The cocaine cowboys of the 80’s are gone, but Miami’s Casablanca allure, the undercover cops and the attitudes of Michael Mann’s culturally influential television series have been enhanced by time in the feature film version of Miami Vice. The roles he helped create of Sonny Crockett and Ricardo Tubbs are inhabited by COLIN FARRELL (ALEXANDER, THE NEW WORLD) and Academy Award© winner JAMIE FOXX (RAY, COLLATERAL), who both underwent extensive training and simulations by undercover officers from the DEA, ATF and ICE – people who tread the dangerous world of international trafficking.
MIAMI VICE begins as Crockett and Tubbs learn that a high-level leak has led to the slaughter of undercover federal agents and the murder of an informant friend’s family. Pulled into the case, the two detectives’ investigation takes them straight to the doorstep of vicious killers from the Aryan Brotherhood and a sophisticated network of globalized traffickers protected by world-class security.
Urbane and dead smart, Tubbs lives with Bronx-born intel analyst Trudy, played by British actress Naomie Harris (28 Days Later, Pirates of the Caribbean II and III), as their team works to infiltrate the group responsible for the deaths. Crockett is charismatic and flirtatious, until he encounters the beautiful financial criminal Isabella, played by premiere Chinese actress Gong Li (Raise the Red Lantern, Memoirs of a Geisha).
Michael Mann tries to take us back to a couple of characters many watched in the 80’s. Unfortunately, he is a better TV director than a movie director and it shows. Grainy film footage stitched in with many scenes shot with hand held cameras make for a jittery ride. The film is long with little guessable story; your typical cookie cutter two part special.
Unlike the endear-able Crockett and Tubbs of the past, we are exposed to a macho duo who are too easily swayed by their circumstances. Mann did succeed however in exploiting his new theatrical venue by including an indulgent amount of sex, violence and language which is common in today’s typical R-rated fare. All in all, nothing new for anyone to see in this movie.

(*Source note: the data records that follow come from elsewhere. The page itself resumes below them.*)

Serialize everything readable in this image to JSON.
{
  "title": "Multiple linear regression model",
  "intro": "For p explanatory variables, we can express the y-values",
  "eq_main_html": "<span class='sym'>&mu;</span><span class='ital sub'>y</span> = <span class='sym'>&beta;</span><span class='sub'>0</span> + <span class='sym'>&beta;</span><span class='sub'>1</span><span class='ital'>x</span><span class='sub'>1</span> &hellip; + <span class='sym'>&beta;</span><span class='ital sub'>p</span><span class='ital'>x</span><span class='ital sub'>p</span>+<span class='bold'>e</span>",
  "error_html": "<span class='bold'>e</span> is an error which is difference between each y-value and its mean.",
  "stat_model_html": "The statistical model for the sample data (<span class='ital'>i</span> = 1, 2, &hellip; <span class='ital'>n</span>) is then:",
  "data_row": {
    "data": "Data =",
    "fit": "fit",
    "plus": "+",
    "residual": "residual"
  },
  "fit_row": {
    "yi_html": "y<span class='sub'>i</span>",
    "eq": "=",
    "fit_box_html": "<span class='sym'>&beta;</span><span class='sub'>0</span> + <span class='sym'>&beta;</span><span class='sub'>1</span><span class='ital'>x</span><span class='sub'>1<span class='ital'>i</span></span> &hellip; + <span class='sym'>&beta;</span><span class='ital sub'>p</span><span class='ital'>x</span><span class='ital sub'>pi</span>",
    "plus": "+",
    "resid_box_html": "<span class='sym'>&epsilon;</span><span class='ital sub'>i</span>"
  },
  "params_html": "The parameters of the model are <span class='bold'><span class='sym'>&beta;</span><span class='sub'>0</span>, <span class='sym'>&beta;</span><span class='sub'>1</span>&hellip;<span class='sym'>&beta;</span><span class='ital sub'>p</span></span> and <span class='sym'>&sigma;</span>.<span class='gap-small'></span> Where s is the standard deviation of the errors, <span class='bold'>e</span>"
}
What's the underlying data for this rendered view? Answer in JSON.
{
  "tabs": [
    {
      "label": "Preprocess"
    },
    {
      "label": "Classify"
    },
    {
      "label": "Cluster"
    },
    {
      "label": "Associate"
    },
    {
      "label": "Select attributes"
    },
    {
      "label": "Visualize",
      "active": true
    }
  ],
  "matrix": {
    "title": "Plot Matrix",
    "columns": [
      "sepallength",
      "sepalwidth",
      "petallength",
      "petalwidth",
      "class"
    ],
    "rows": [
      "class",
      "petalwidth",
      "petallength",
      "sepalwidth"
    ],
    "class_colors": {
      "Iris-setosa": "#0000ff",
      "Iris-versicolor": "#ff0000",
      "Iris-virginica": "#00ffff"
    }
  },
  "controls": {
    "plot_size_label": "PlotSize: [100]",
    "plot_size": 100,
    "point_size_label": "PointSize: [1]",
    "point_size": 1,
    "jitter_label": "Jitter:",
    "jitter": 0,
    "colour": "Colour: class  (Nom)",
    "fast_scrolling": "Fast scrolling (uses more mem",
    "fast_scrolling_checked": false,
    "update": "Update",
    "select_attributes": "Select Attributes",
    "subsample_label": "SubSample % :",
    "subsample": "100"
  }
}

Take my advice and go out and rent or buy the Miami Vice TV series. Both season one and two are available on DVD.